* [INSTRUCTIONS FOR THE TASK]: Leave out the pictures, then return the records word for word.

* [DATASET RECORDS]:

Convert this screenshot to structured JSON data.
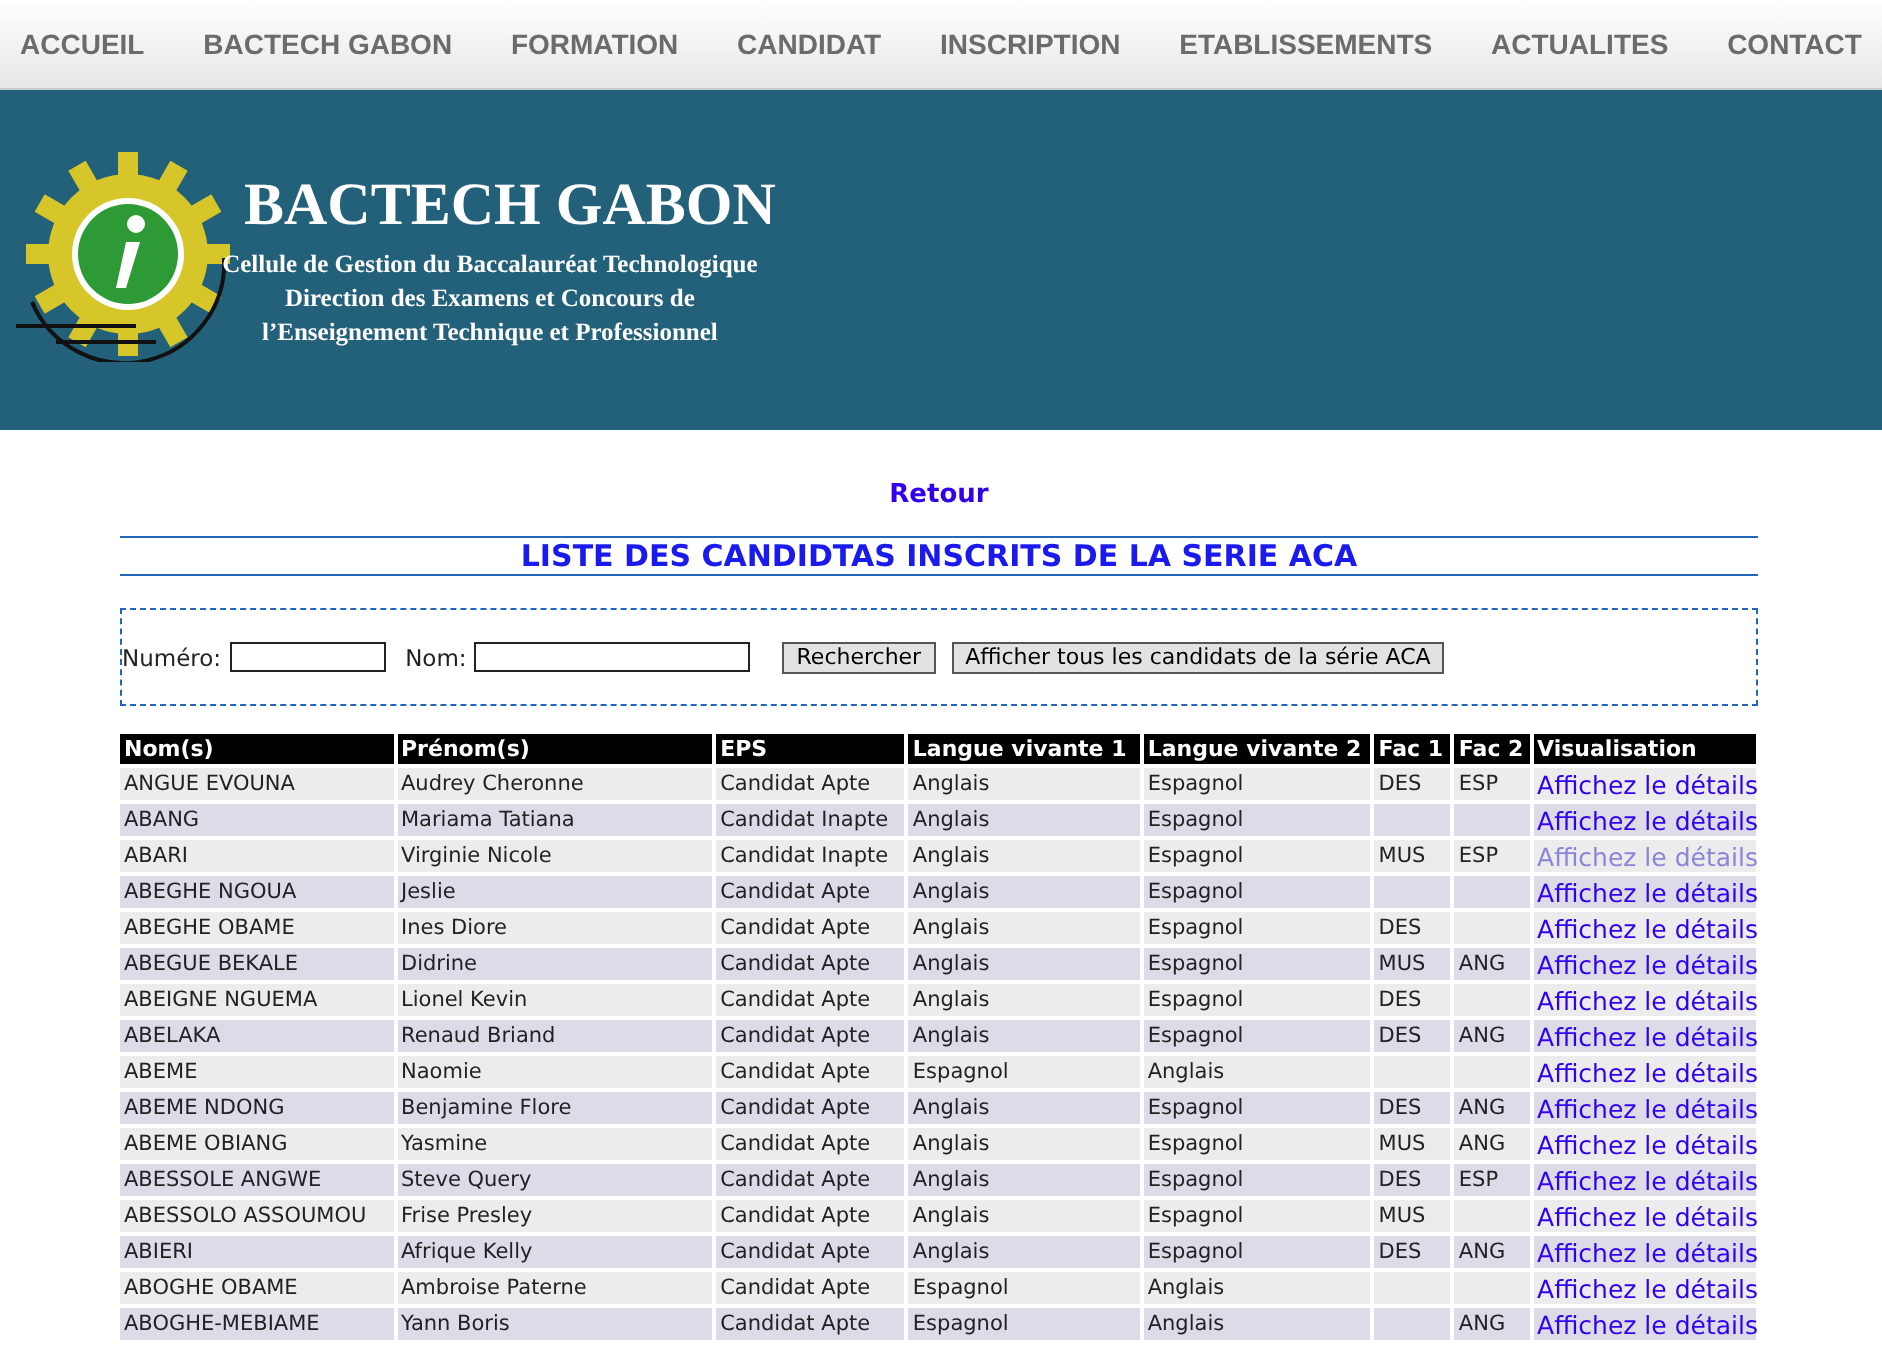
{
  "nav": {
    "items": [
      {
        "label": "ACCUEIL"
      },
      {
        "label": "BACTECH GABON"
      },
      {
        "label": "FORMATION"
      },
      {
        "label": "CANDIDAT"
      },
      {
        "label": "INSCRIPTION"
      },
      {
        "label": "ETABLISSEMENTS"
      },
      {
        "label": "ACTUALITES"
      },
      {
        "label": "CONTACT"
      }
    ]
  },
  "banner": {
    "title": "BACTECH GABON",
    "subtitle_lines": [
      "Cellule de Gestion du Baccalauréat Technologique",
      "Direction des Examens et Concours de",
      "l’Enseignement Technique et Professionnel"
    ]
  },
  "back_link": "Retour",
  "heading": "LISTE DES CANDIDTAS INSCRITS DE LA SERIE ACA",
  "search": {
    "fields": [
      {
        "label": "Numéro:"
      },
      {
        "label": "Nom:"
      }
    ],
    "buttons": [
      "Rechercher",
      "Afficher tous les candidats de la série ACA"
    ]
  },
  "table": {
    "columns": [
      "Nom(s)",
      "Prénom(s)",
      "EPS",
      "Langue vivante 1",
      "Langue vivante 2",
      "Fac 1",
      "Fac 2",
      "Visualisation"
    ],
    "rows": [
      {
        "cells": [
          "ANGUE EVOUNA",
          "Audrey Cheronne",
          "Candidat Apte",
          "Anglais",
          "Espagnol",
          "DES",
          "ESP"
        ],
        "link": "Affichez le détails",
        "visited": false
      },
      {
        "cells": [
          "ABANG",
          "Mariama Tatiana",
          "Candidat Inapte",
          "Anglais",
          "Espagnol",
          "",
          ""
        ],
        "link": "Affichez le détails",
        "visited": false
      },
      {
        "cells": [
          "ABARI",
          "Virginie Nicole",
          "Candidat Inapte",
          "Anglais",
          "Espagnol",
          "MUS",
          "ESP"
        ],
        "link": "Affichez le détails",
        "visited": true
      },
      {
        "cells": [
          "ABEGHE NGOUA",
          "Jeslie",
          "Candidat Apte",
          "Anglais",
          "Espagnol",
          "",
          ""
        ],
        "link": "Affichez le détails",
        "visited": false
      },
      {
        "cells": [
          "ABEGHE OBAME",
          "Ines Diore",
          "Candidat Apte",
          "Anglais",
          "Espagnol",
          "DES",
          ""
        ],
        "link": "Affichez le détails",
        "visited": false
      },
      {
        "cells": [
          "ABEGUE BEKALE",
          "Didrine",
          "Candidat Apte",
          "Anglais",
          "Espagnol",
          "MUS",
          "ANG"
        ],
        "link": "Affichez le détails",
        "visited": false
      },
      {
        "cells": [
          "ABEIGNE NGUEMA",
          "Lionel Kevin",
          "Candidat Apte",
          "Anglais",
          "Espagnol",
          "DES",
          ""
        ],
        "link": "Affichez le détails",
        "visited": false
      },
      {
        "cells": [
          "ABELAKA",
          "Renaud Briand",
          "Candidat Apte",
          "Anglais",
          "Espagnol",
          "DES",
          "ANG"
        ],
        "link": "Affichez le détails",
        "visited": false
      },
      {
        "cells": [
          "ABEME",
          "Naomie",
          "Candidat Apte",
          "Espagnol",
          "Anglais",
          "",
          ""
        ],
        "link": "Affichez le détails",
        "visited": false
      },
      {
        "cells": [
          "ABEME NDONG",
          "Benjamine Flore",
          "Candidat Apte",
          "Anglais",
          "Espagnol",
          "DES",
          "ANG"
        ],
        "link": "Affichez le détails",
        "visited": false
      },
      {
        "cells": [
          "ABEME OBIANG",
          "Yasmine",
          "Candidat Apte",
          "Anglais",
          "Espagnol",
          "MUS",
          "ANG"
        ],
        "link": "Affichez le détails",
        "visited": false
      },
      {
        "cells": [
          "ABESSOLE ANGWE",
          "Steve Query",
          "Candidat Apte",
          "Anglais",
          "Espagnol",
          "DES",
          "ESP"
        ],
        "link": "Affichez le détails",
        "visited": false
      },
      {
        "cells": [
          "ABESSOLO ASSOUMOU",
          "Frise Presley",
          "Candidat Apte",
          "Anglais",
          "Espagnol",
          "MUS",
          ""
        ],
        "link": "Affichez le détails",
        "visited": false
      },
      {
        "cells": [
          "ABIERI",
          "Afrique Kelly",
          "Candidat Apte",
          "Anglais",
          "Espagnol",
          "DES",
          "ANG"
        ],
        "link": "Affichez le détails",
        "visited": false
      },
      {
        "cells": [
          "ABOGHE OBAME",
          "Ambroise Paterne",
          "Candidat Apte",
          "Espagnol",
          "Anglais",
          "",
          ""
        ],
        "link": "Affichez le détails",
        "visited": false
      },
      {
        "cells": [
          "ABOGHE-MEBIAME",
          "Yann Boris",
          "Candidat Apte",
          "Espagnol",
          "Anglais",
          "",
          "ANG"
        ],
        "link": "Affichez le détails",
        "visited": false
      }
    ]
  }
}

* [SOLVED EXERCISE]:
Convert this screenshot to structured JSON data.
{
  "nav": {
    "items": [
      {
        "label": "ACCUEIL"
      },
      {
        "label": "BACTECH GABON"
      },
      {
        "label": "FORMATION"
      },
      {
        "label": "CANDIDAT"
      },
      {
        "label": "INSCRIPTION"
      },
      {
        "label": "ETABLISSEMENTS"
      },
      {
        "label": "ACTUALITES"
      },
      {
        "label": "CONTACT"
      }
    ]
  },
  "banner": {
    "title": "BACTECH GABON",
    "subtitle_lines": [
      "Cellule de Gestion du Baccalauréat Technologique",
      "Direction des Examens et Concours de",
      "l’Enseignement Technique et Professionnel"
    ]
  },
  "back_link": "Retour",
  "heading": "LISTE DES CANDIDTAS INSCRITS DE LA SERIE ACA",
  "search": {
    "fields": [
      {
        "label": "Numéro:"
      },
      {
        "label": "Nom:"
      }
    ],
    "buttons": [
      "Rechercher",
      "Afficher tous les candidats de la série ACA"
    ]
  },
  "table": {
    "columns": [
      "Nom(s)",
      "Prénom(s)",
      "EPS",
      "Langue vivante 1",
      "Langue vivante 2",
      "Fac 1",
      "Fac 2",
      "Visualisation"
    ],
    "rows": [
      {
        "cells": [
          "ANGUE EVOUNA",
          "Audrey Cheronne",
          "Candidat Apte",
          "Anglais",
          "Espagnol",
          "DES",
          "ESP"
        ],
        "link": "Affichez le détails",
        "visited": false
      },
      {
        "cells": [
          "ABANG",
          "Mariama Tatiana",
          "Candidat Inapte",
          "Anglais",
          "Espagnol",
          "",
          ""
        ],
        "link": "Affichez le détails",
        "visited": false
      },
      {
        "cells": [
          "ABARI",
          "Virginie Nicole",
          "Candidat Inapte",
          "Anglais",
          "Espagnol",
          "MUS",
          "ESP"
        ],
        "link": "Affichez le détails",
        "visited": true
      },
      {
        "cells": [
          "ABEGHE NGOUA",
          "Jeslie",
          "Candidat Apte",
          "Anglais",
          "Espagnol",
          "",
          ""
        ],
        "link": "Affichez le détails",
        "visited": false
      },
      {
        "cells": [
          "ABEGHE OBAME",
          "Ines Diore",
          "Candidat Apte",
          "Anglais",
          "Espagnol",
          "DES",
          ""
        ],
        "link": "Affichez le détails",
        "visited": false
      },
      {
        "cells": [
          "ABEGUE BEKALE",
          "Didrine",
          "Candidat Apte",
          "Anglais",
          "Espagnol",
          "MUS",
          "ANG"
        ],
        "link": "Affichez le détails",
        "visited": false
      },
      {
        "cells": [
          "ABEIGNE NGUEMA",
          "Lionel Kevin",
          "Candidat Apte",
          "Anglais",
          "Espagnol",
          "DES",
          ""
        ],
        "link": "Affichez le détails",
        "visited": false
      },
      {
        "cells": [
          "ABELAKA",
          "Renaud Briand",
          "Candidat Apte",
          "Anglais",
          "Espagnol",
          "DES",
          "ANG"
        ],
        "link": "Affichez le détails",
        "visited": false
      },
      {
        "cells": [
          "ABEME",
          "Naomie",
          "Candidat Apte",
          "Espagnol",
          "Anglais",
          "",
          ""
        ],
        "link": "Affichez le détails",
        "visited": false
      },
      {
        "cells": [
          "ABEME NDONG",
          "Benjamine Flore",
          "Candidat Apte",
          "Anglais",
          "Espagnol",
          "DES",
          "ANG"
        ],
        "link": "Affichez le détails",
        "visited": false
      },
      {
        "cells": [
          "ABEME OBIANG",
          "Yasmine",
          "Candidat Apte",
          "Anglais",
          "Espagnol",
          "MUS",
          "ANG"
        ],
        "link": "Affichez le détails",
        "visited": false
      },
      {
        "cells": [
          "ABESSOLE ANGWE",
          "Steve Query",
          "Candidat Apte",
          "Anglais",
          "Espagnol",
          "DES",
          "ESP"
        ],
        "link": "Affichez le détails",
        "visited": false
      },
      {
        "cells": [
          "ABESSOLO ASSOUMOU",
          "Frise Presley",
          "Candidat Apte",
          "Anglais",
          "Espagnol",
          "MUS",
          ""
        ],
        "link": "Affichez le détails",
        "visited": false
      },
      {
        "cells": [
          "ABIERI",
          "Afrique Kelly",
          "Candidat Apte",
          "Anglais",
          "Espagnol",
          "DES",
          "ANG"
        ],
        "link": "Affichez le détails",
        "visited": false
      },
      {
        "cells": [
          "ABOGHE OBAME",
          "Ambroise Paterne",
          "Candidat Apte",
          "Espagnol",
          "Anglais",
          "",
          ""
        ],
        "link": "Affichez le détails",
        "visited": false
      },
      {
        "cells": [
          "ABOGHE-MEBIAME",
          "Yann Boris",
          "Candidat Apte",
          "Espagnol",
          "Anglais",
          "",
          "ANG"
        ],
        "link": "Affichez le détails",
        "visited": false
      }
    ]
  }
}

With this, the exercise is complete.